## RECORDS SHOWN

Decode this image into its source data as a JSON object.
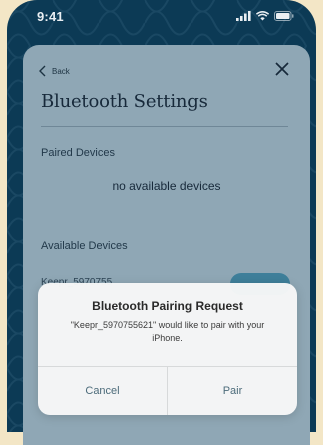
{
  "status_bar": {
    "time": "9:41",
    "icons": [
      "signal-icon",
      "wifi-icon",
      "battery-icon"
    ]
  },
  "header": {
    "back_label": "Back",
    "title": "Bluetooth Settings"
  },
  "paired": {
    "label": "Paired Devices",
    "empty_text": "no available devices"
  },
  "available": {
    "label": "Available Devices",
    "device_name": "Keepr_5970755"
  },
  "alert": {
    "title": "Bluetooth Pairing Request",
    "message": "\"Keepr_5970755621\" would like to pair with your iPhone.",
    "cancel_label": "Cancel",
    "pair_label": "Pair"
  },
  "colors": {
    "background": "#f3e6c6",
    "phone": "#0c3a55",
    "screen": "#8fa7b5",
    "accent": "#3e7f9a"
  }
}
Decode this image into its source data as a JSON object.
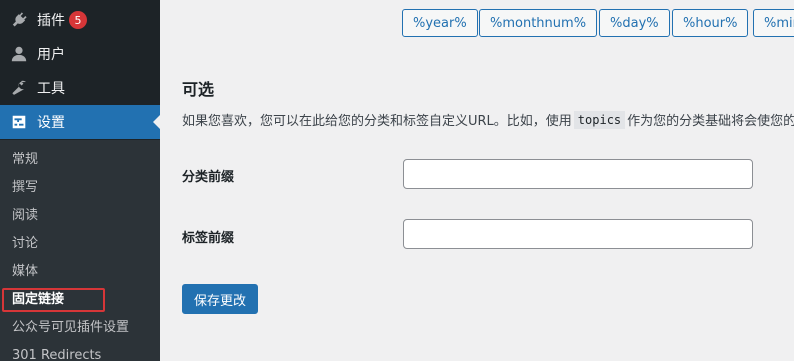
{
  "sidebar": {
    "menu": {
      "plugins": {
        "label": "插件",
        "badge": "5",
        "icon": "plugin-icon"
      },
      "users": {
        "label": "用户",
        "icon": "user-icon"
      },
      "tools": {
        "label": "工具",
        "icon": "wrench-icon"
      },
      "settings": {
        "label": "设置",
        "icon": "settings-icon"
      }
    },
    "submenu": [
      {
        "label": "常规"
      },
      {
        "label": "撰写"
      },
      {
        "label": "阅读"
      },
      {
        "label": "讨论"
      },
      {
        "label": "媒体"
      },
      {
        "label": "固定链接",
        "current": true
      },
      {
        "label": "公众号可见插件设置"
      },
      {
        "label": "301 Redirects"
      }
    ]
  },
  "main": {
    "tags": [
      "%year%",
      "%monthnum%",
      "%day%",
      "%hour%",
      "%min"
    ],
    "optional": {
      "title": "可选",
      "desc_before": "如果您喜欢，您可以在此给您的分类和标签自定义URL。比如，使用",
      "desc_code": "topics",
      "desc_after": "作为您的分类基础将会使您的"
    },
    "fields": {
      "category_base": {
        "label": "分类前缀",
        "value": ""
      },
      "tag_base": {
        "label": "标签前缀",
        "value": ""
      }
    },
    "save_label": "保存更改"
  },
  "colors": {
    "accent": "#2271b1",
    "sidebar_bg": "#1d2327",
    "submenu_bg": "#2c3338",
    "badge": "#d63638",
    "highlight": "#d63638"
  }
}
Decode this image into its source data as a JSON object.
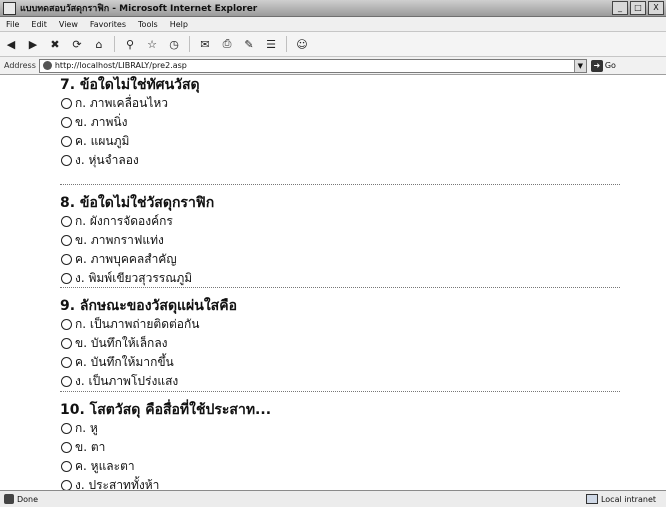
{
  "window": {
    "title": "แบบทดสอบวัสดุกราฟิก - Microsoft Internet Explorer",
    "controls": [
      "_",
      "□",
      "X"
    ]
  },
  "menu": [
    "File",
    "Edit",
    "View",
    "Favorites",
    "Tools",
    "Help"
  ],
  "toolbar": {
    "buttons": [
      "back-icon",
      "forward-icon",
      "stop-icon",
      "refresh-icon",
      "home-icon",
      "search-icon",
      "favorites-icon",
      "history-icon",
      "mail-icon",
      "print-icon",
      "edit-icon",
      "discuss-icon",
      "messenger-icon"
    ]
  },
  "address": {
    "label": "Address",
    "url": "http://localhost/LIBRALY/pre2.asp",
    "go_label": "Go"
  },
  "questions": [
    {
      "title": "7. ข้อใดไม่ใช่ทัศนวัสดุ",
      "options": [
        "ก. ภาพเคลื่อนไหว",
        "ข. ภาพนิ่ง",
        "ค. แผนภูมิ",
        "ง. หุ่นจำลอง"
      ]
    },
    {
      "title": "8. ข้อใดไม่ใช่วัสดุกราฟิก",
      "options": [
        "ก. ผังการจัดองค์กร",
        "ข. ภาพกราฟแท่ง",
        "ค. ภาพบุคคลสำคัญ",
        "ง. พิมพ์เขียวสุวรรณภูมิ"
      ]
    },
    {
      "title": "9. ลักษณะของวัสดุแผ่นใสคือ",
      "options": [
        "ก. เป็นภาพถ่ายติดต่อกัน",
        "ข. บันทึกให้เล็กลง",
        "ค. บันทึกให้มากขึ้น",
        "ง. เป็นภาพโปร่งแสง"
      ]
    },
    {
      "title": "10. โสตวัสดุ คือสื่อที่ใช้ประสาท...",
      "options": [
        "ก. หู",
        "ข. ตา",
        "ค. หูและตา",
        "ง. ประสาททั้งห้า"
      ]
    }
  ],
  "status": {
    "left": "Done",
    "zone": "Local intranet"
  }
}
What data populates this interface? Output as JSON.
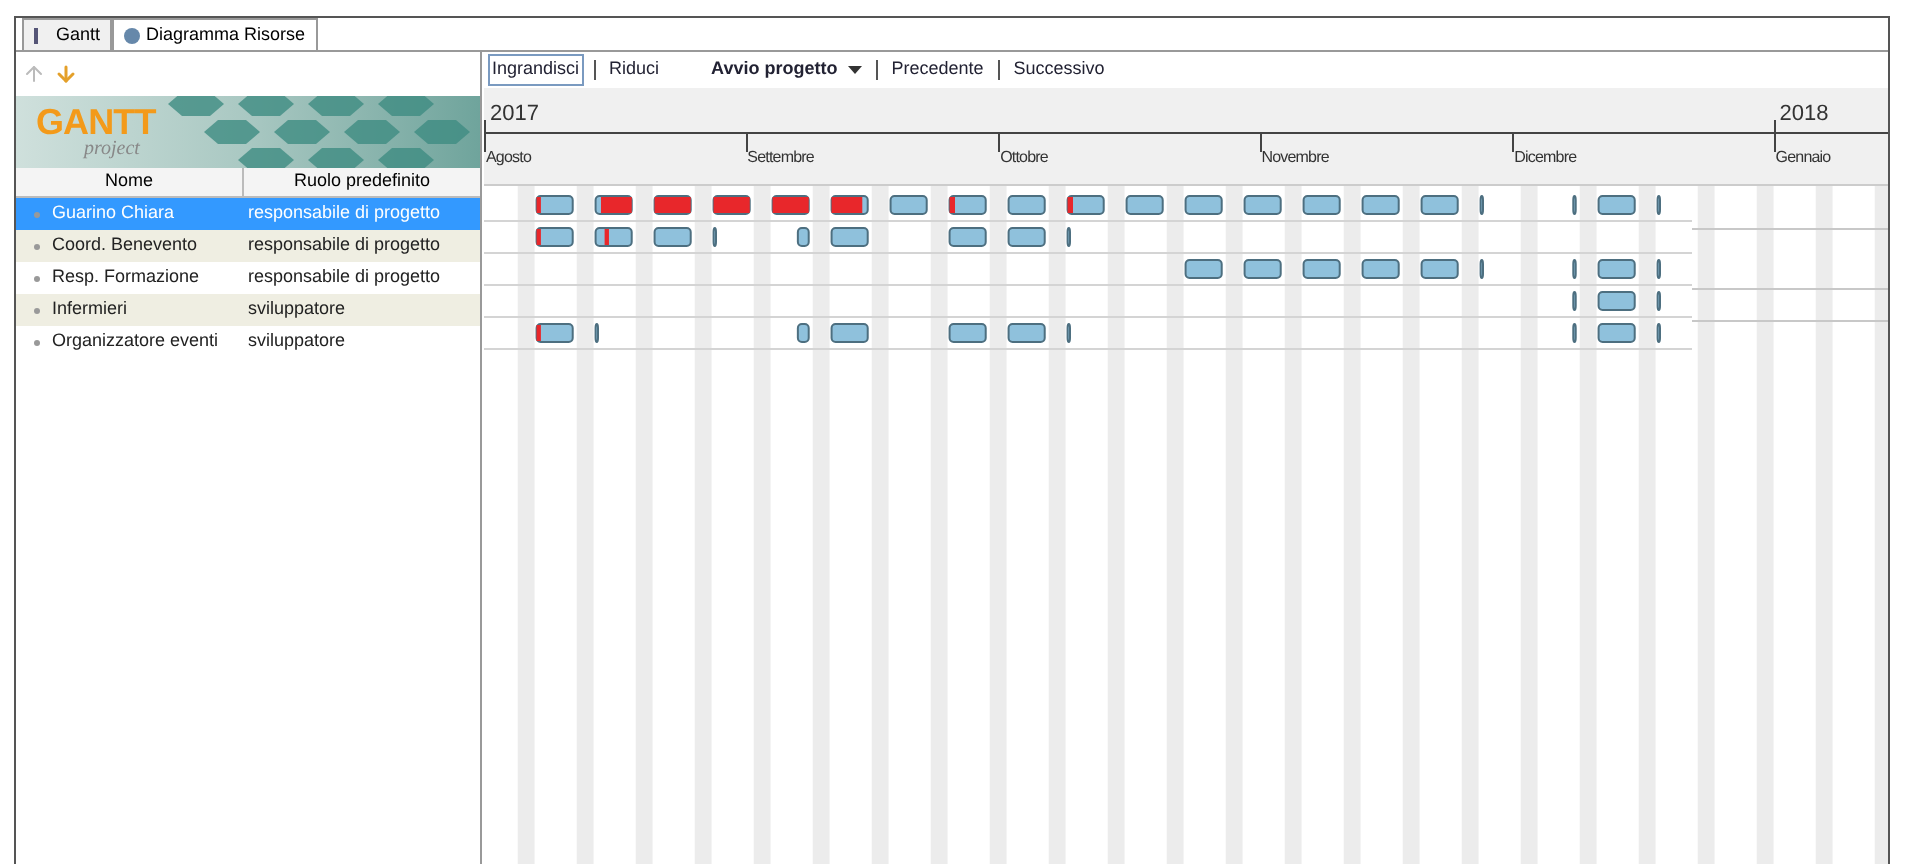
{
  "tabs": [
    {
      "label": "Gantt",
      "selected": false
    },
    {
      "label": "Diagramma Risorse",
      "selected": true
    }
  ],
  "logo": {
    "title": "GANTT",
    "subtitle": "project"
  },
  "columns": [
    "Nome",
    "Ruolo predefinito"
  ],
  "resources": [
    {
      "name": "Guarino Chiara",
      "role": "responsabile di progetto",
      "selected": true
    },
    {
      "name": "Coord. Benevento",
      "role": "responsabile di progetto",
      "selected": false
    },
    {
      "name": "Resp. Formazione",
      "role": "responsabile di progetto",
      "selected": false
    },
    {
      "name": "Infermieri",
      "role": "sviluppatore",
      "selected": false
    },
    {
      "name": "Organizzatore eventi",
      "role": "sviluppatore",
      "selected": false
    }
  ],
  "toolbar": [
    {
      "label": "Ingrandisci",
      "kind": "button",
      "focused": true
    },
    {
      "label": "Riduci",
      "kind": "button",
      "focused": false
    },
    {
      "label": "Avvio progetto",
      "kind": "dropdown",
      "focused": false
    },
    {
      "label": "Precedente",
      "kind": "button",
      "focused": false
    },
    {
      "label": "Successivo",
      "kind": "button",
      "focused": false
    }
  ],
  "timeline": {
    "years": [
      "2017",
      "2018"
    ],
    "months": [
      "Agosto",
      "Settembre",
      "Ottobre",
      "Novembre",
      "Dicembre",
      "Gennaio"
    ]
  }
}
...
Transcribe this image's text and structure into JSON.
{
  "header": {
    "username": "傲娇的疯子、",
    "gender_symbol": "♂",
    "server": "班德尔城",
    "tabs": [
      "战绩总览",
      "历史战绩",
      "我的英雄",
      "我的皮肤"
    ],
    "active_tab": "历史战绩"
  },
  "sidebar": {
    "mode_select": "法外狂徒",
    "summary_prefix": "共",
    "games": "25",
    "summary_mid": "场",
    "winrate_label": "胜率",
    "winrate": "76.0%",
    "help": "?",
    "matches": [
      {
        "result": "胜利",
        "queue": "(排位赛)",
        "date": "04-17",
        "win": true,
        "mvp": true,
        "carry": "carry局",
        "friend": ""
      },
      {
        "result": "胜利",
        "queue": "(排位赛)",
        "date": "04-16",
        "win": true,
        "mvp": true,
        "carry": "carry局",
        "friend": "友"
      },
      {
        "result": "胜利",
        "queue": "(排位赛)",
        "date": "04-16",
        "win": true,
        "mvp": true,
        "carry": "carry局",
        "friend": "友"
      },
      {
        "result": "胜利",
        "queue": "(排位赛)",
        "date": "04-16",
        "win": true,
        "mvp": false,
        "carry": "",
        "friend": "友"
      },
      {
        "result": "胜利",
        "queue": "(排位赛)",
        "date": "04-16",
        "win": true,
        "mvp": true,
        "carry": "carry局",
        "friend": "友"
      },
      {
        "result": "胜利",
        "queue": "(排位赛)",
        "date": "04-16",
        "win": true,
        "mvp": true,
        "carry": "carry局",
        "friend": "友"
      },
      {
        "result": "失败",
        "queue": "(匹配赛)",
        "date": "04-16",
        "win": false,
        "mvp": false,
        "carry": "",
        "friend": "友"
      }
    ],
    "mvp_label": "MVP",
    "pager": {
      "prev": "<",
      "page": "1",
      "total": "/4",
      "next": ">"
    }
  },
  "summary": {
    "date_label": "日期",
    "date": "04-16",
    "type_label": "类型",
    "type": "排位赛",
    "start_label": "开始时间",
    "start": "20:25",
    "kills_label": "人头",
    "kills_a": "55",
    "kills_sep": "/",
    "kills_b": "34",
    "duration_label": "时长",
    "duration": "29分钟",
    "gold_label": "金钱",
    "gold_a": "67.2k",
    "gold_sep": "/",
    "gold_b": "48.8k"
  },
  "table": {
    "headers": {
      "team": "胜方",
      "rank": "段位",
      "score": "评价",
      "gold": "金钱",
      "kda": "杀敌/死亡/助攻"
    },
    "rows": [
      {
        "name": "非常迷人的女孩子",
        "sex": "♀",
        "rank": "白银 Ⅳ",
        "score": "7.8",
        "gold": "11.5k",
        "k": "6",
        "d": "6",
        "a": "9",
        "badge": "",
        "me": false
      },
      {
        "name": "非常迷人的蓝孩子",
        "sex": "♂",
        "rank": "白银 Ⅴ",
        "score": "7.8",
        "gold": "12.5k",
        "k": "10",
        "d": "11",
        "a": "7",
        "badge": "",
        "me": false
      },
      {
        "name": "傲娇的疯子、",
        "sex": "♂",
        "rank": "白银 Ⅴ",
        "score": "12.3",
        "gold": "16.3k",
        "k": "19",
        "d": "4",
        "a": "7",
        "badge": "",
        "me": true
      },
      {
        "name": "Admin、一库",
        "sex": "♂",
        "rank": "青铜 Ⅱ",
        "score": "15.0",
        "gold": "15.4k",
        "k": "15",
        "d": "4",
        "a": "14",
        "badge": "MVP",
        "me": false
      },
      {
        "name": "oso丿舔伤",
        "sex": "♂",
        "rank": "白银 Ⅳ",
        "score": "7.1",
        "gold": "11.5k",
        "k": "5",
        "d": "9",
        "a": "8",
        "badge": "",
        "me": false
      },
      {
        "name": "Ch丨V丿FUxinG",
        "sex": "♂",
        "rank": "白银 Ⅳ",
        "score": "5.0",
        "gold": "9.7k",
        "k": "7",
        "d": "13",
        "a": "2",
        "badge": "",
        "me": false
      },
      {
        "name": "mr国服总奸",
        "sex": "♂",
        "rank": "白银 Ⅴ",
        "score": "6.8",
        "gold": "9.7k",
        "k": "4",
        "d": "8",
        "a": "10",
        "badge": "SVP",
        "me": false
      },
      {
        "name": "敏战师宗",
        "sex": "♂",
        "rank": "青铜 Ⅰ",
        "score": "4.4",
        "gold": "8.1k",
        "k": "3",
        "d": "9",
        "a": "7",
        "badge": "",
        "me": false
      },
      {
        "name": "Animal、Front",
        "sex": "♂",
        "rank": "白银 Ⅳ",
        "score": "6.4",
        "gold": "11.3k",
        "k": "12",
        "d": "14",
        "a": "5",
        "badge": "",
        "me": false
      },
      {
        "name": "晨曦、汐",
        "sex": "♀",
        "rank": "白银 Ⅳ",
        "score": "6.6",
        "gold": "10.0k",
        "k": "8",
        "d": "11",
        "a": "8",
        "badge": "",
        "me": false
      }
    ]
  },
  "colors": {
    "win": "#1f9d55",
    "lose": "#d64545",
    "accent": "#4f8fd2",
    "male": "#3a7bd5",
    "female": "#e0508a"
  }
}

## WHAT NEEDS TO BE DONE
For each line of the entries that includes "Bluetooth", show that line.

## TASK SOLUTION
    "title": "Bluetooth Settings"
    "title": "Bluetooth Pairing Request",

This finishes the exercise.